Chencho Dema | Punakha 

“Advocacy and my teachers’ guidance helped me to be independent and be able to change my sanitary pads, wash them, and dispose them properly,” Ugyen Lhamo, 20, a student with disability said.

The class 9 student of Khuruthang Middle Secondary School in Punakha said that due to the efforts of the relevant authorities, she is now able to change her sanitary pads and complete all of her daily tasks independently.

The Ministry of Education and Skills Development, and partners observed the Menstrual Hygiene Day at the school in Punakha yesterday.

This year the Red Dot Bhutan advocates inclusive WASH facilities with the menstrual hygiene needs for girls and women with disabilities across the country with the theme: “Equity for red hygiene, making menstruation a normal fact of life”

This year Menstruation Hygiene Day event took place in Punakha as a pilot initiative to expand advocacy outside Thimphu.

Karma Wangchuk, the Chief of School Health and Nutrition Division with the education ministry said, since Thimphu has embraced the issue, the ministry now is extending efforts beyond to reach the unreachable.

“Next year, our focus will be in the East. Every year, the theme is changed and the location will also change. Menstruation is still considered taboo in rural areas,” he said.

He said that the ministry has started the initiative and has lots to do to make every woman and girl especially those with disabilities comfortable with the issue and also give them better facilities.

The ministry is working with development partners to replicate inclusive toilets across the schools in the country.

To date, the ministry has constructed inclusive toilets at Changangkha MSS in Thimphu, Khuruthang MSS in Punakha, Zhemgang PS, Damphu MSS in Tsirang, Gelephu LSS, Tsenkharla CS in Trashiyangtse, and Autsho CS in Lhuentse.

UNICEF representative to Bhutan Andrea Pauline James said, “We are here because we are in solidarity with our girls and women with disabilities who face more challenges in managing menstruation than others.”

“Every day, let us reaffirm our commitment to the well-being and empowerment of women and adolescent girls with disabilities. By understanding and addressing the challenges they face, and ensuring their access to education, sanitary products, facilities, and healthcare, we can create a society where every individual can fully participate and thrive,” she said.

Khuruthang MSS’ inclusive toilet for SEN was inaugurated as part of the event to mark the day.
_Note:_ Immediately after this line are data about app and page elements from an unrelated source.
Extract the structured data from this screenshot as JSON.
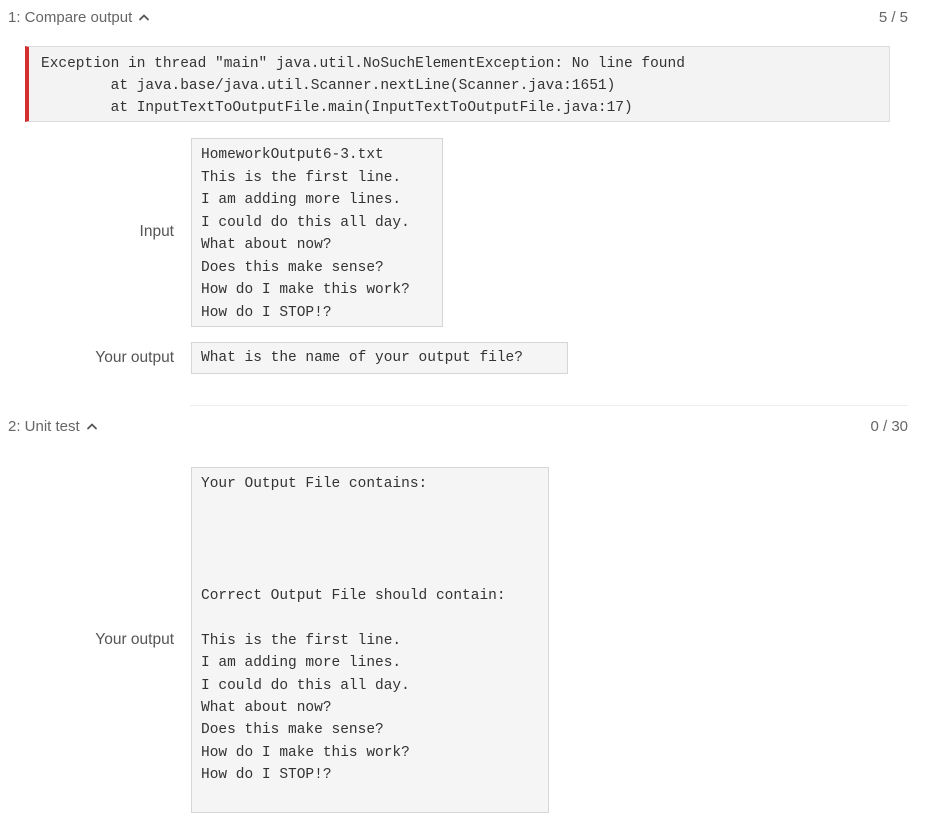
{
  "section1": {
    "title": "1: Compare output",
    "score": "5 / 5",
    "exception_text": "Exception in thread \"main\" java.util.NoSuchElementException: No line found\n        at java.base/java.util.Scanner.nextLine(Scanner.java:1651)\n        at InputTextToOutputFile.main(InputTextToOutputFile.java:17)",
    "input_label": "Input",
    "input_text": "HomeworkOutput6-3.txt\nThis is the first line.\nI am adding more lines.\nI could do this all day.\nWhat about now?\nDoes this make sense?\nHow do I make this work?\nHow do I STOP!?",
    "output_label": "Your output",
    "output_text": "What is the name of your output file?"
  },
  "section2": {
    "title": "2: Unit test",
    "score": "0 / 30",
    "output_label": "Your output",
    "output_text": "Your Output File contains:\n\n\n\n\nCorrect Output File should contain:\n\nThis is the first line.\nI am adding more lines.\nI could do this all day.\nWhat about now?\nDoes this make sense?\nHow do I make this work?\nHow do I STOP!?"
  },
  "icons": {
    "collapse": "chevron-up-icon",
    "error_bar": "#d32f2f"
  }
}
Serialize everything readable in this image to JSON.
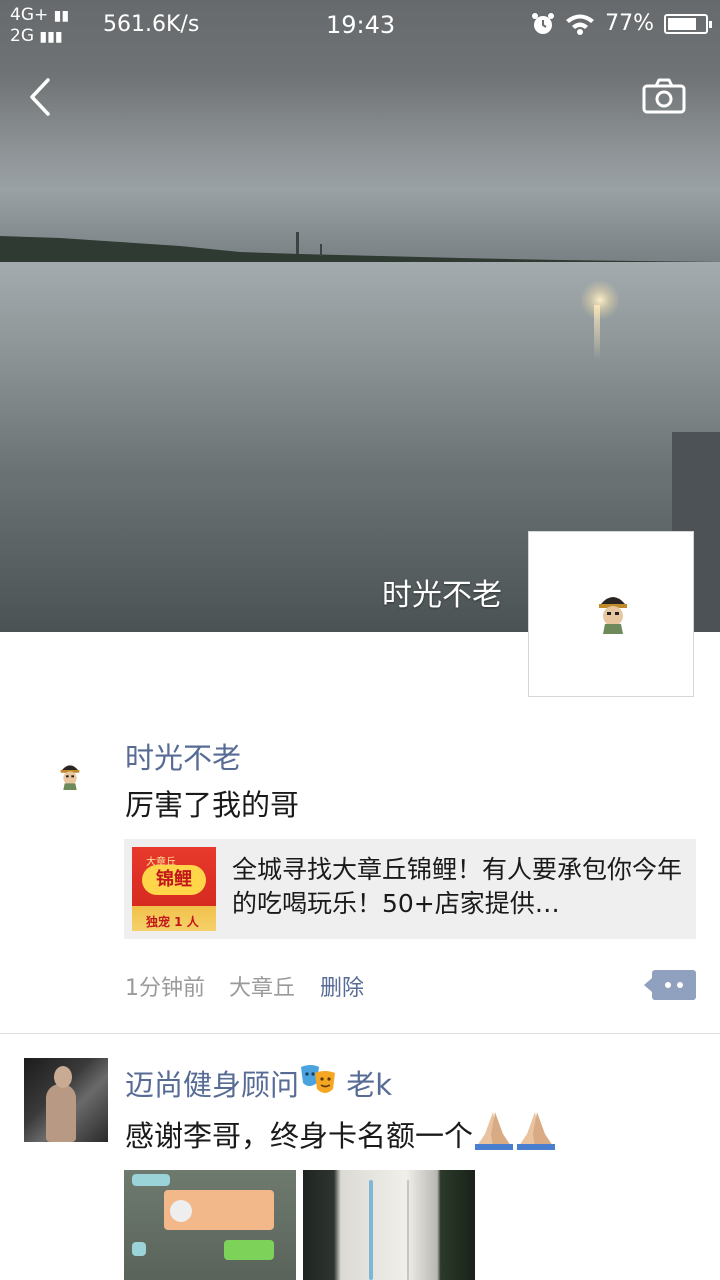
{
  "status_bar": {
    "network_top": "4G+",
    "network_bottom": "2G",
    "speed": "561.6K/s",
    "time": "19:43",
    "battery": "77%",
    "battery_level": 0.77
  },
  "cover": {
    "owner_name": "时光不老"
  },
  "icons": {
    "back": "chevron-left-icon",
    "camera": "camera-icon",
    "alarm": "alarm-icon",
    "wifi": "wifi-icon",
    "comment": "comment-more-icon"
  },
  "colors": {
    "name_link": "#576b95",
    "meta_grey": "#9a9a9a",
    "comment_button": "#8fa1bf"
  },
  "posts": [
    {
      "author": "时光不老",
      "text": "厉害了我的哥",
      "link": {
        "thumb_top": "大章丘",
        "thumb_main": "锦鲤",
        "thumb_bottom": "独宠 1 人",
        "title": "全城寻找大章丘锦鲤！有人要承包你今年的吃喝玩乐！50+店家提供…"
      },
      "time": "1分钟前",
      "location": "大章丘",
      "delete": "删除"
    },
    {
      "author_prefix": "迈尚健身顾问",
      "author_suffix": "老k",
      "author_emoji": "theater-masks-emoji",
      "text": "感谢李哥，终身卡名额一个",
      "text_emoji": "folded-hands-emoji"
    }
  ]
}
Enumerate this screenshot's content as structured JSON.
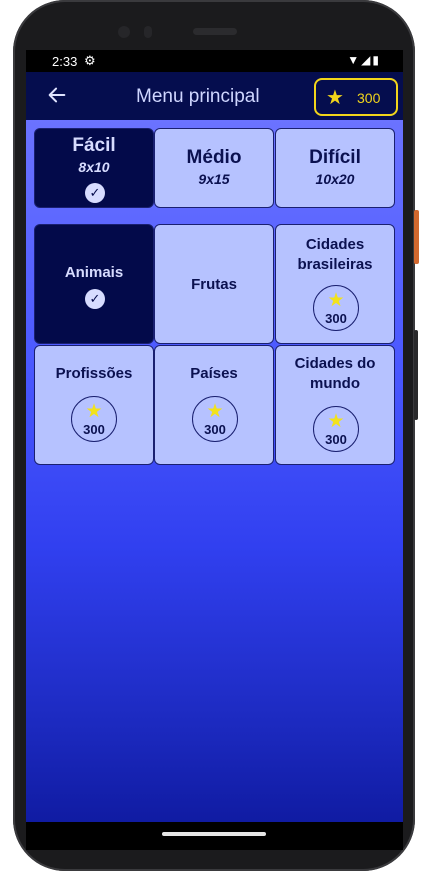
{
  "status": {
    "time": "2:33",
    "icons": [
      "settings-icon",
      "wifi-icon",
      "signal-icon",
      "battery-icon"
    ]
  },
  "appbar": {
    "back_icon": "arrow-left-icon",
    "title": "Menu principal",
    "score": "300",
    "score_icon": "star-icon"
  },
  "difficulties": [
    {
      "name": "Fácil",
      "size": "8x10",
      "selected": true
    },
    {
      "name": "Médio",
      "size": "9x15",
      "selected": false
    },
    {
      "name": "Difícil",
      "size": "10x20",
      "selected": false
    }
  ],
  "categories": [
    {
      "name": "Animais",
      "selected": true
    },
    {
      "name": "Frutas"
    },
    {
      "name": "Cidades brasileiras",
      "cost": "300"
    },
    {
      "name": "Profissões",
      "cost": "300"
    },
    {
      "name": "Países",
      "cost": "300"
    },
    {
      "name": "Cidades do mundo",
      "cost": "300"
    }
  ],
  "colors": {
    "appbar": "#050d4e",
    "tile": "#b6c2ff",
    "tile_selected": "#030a4a",
    "accent": "#f2d51b"
  }
}
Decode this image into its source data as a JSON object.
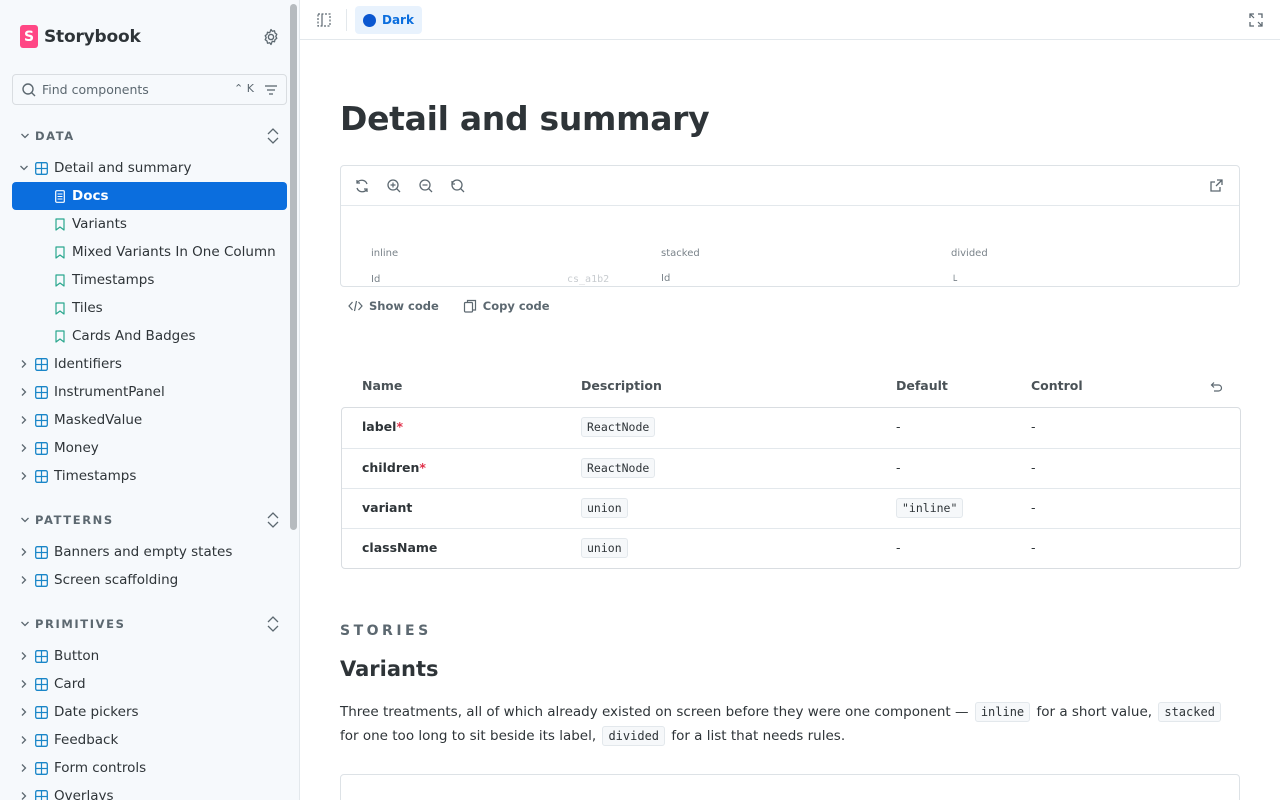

Punakha is one of the eight dzongkhags in the country with an inclusive toilet.

Punakha has 85 persons with disabilities, 25 of whom are female.

Tshering Lhamo, 21, a student at the Draktsho Vocational Training Centre in Thimphu, shared her experience with the audience. “Changing pads when on your period is difficult when your hands aren’t working and you have to use your legs instead of your hands,” she said.

“People make fun of me and my blood-stained clothes. Treat us like any other everyday person. We can do anything that a regular person can. Simply the difference between what is feasible and what is not,” she said.

Tshering Lhamo’s sister Sonam Zangmo, 28, described her experiences as a carer for a disabled sibling. “Instead of confining disabled people inside a house, people should step forward and offer assistance. Given the chance and exposure, they are capable of anything. My sister is leading by example,” she said,

As of 2022, Annual Education Statistics, there are 381 Girls with SEN. Meanwhile, 37 Schools across the country are catering to SEN.

Only 17 percent of monastic institutions, 19 percent of SEN schools, and 31 percent of healthcare facilities toilets are appropriate for persons with mobility/vision disability.

UNICEF in partnership with the MoESD distributed 2,000 menstrual cups, 17,000 reusable sanitary pads, 500 sanitary tampons, and 5,000 disposable sanitary pads to 139 schools across the country in 2022.

Menstrual Hygiene Day was first observed globally on May 28 in 2014. Bhutan started observing the day in 2015.

The event was attended by Punakha dzongdag, representatives from the education and health ministries, SNV, civil society organisations, the Central Monastic Body, teachers, and students of Khuruthang MSS.

Photo: Punakha Dzongdag, UNICEF Bhutan representative and SEN students inaugurate the inclusive toilet at Khuruthang MSS


Message from Royal Patron for Menstrual Hygiene Day

Her Royal Highness Eeuphelma Choden Wangchuck

Red Dot Bhutan:  May 28, 2023

I have a profound understanding of the vulnerabilities that menstruation entails during adolescence. Gender inequality, social norms, taboos, poverty, and lack of services hinder menstrual health. The plight of women with disabilities, who face the dual burden of societal stigma surrounding both their gender and disability, touches me profoundly. While Bhutan has made commendable progress in enhancing sanitation in schools and monastic institutions, it is imperative that we push further and make these facilities accessible to disabled girls and women. On Menstrual Hygiene Day, I urge the government, partners, and individuals to prioritize inclusiveness in planning and infrastructure. Let’s prioritize the needs of the most vulnerable, ensuring inclusive WASH services for menstrual hygiene in Bhutan’s present and future.